Task prompt: Copy, from the entries below, each line where the word "ffffff" can be found.

Data in this exercise Block Start

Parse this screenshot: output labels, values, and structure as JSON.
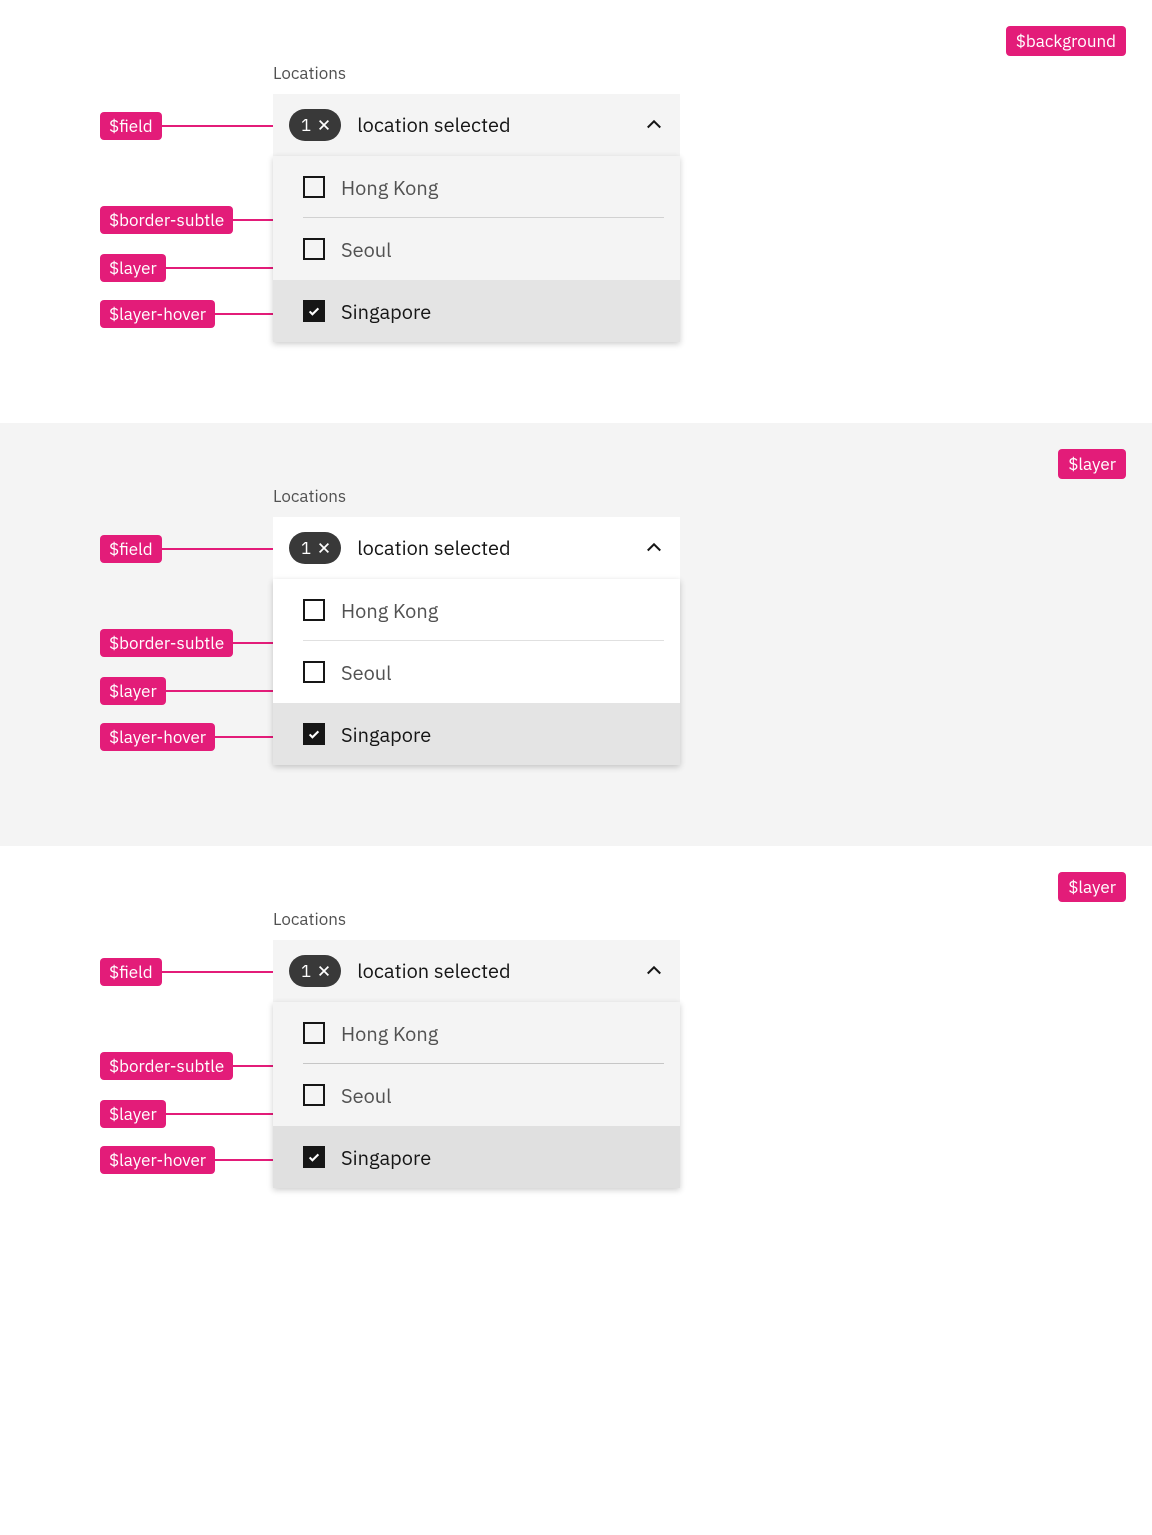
{
  "annotation_color": "#e31c79",
  "sections": [
    {
      "context_token": "$background",
      "context_bg": "#ffffff",
      "annotations": {
        "field": "$field",
        "border_subtle": "$border-subtle",
        "layer": "$layer",
        "layer_hover": "$layer-hover"
      },
      "field_bg": "#f4f4f4",
      "layer_bg": "#f4f4f4",
      "layer_hover_bg": "#e4e4e4",
      "border_subtle_color": "#d1d1d1",
      "multiselect": {
        "label": "Locations",
        "selected_count": "1",
        "placeholder": "location selected",
        "open": true,
        "options": [
          {
            "label": "Hong Kong",
            "checked": false,
            "hover": false
          },
          {
            "label": "Seoul",
            "checked": false,
            "hover": false
          },
          {
            "label": "Singapore",
            "checked": true,
            "hover": true
          }
        ]
      }
    },
    {
      "context_token": "$layer",
      "context_bg": "#f4f4f4",
      "annotations": {
        "field": "$field",
        "border_subtle": "$border-subtle",
        "layer": "$layer",
        "layer_hover": "$layer-hover"
      },
      "field_bg": "#ffffff",
      "layer_bg": "#ffffff",
      "layer_hover_bg": "#e4e4e4",
      "border_subtle_color": "#e0e0e0",
      "multiselect": {
        "label": "Locations",
        "selected_count": "1",
        "placeholder": "location selected",
        "open": true,
        "options": [
          {
            "label": "Hong Kong",
            "checked": false,
            "hover": false
          },
          {
            "label": "Seoul",
            "checked": false,
            "hover": false
          },
          {
            "label": "Singapore",
            "checked": true,
            "hover": true
          }
        ]
      }
    },
    {
      "context_token": "$layer",
      "context_bg": "#ffffff",
      "annotations": {
        "field": "$field",
        "border_subtle": "$border-subtle",
        "layer": "$layer",
        "layer_hover": "$layer-hover"
      },
      "field_bg": "#f4f4f4",
      "layer_bg": "#f4f4f4",
      "layer_hover_bg": "#e0e0e0",
      "border_subtle_color": "#c6c6c6",
      "multiselect": {
        "label": "Locations",
        "selected_count": "1",
        "placeholder": "location selected",
        "open": true,
        "options": [
          {
            "label": "Hong Kong",
            "checked": false,
            "hover": false
          },
          {
            "label": "Seoul",
            "checked": false,
            "hover": false
          },
          {
            "label": "Singapore",
            "checked": true,
            "hover": true
          }
        ]
      }
    }
  ]
}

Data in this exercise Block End

Task result:
      "context_bg": "#ffffff",
      "field_bg": "#ffffff",
      "layer_bg": "#ffffff",
      "context_bg": "#ffffff",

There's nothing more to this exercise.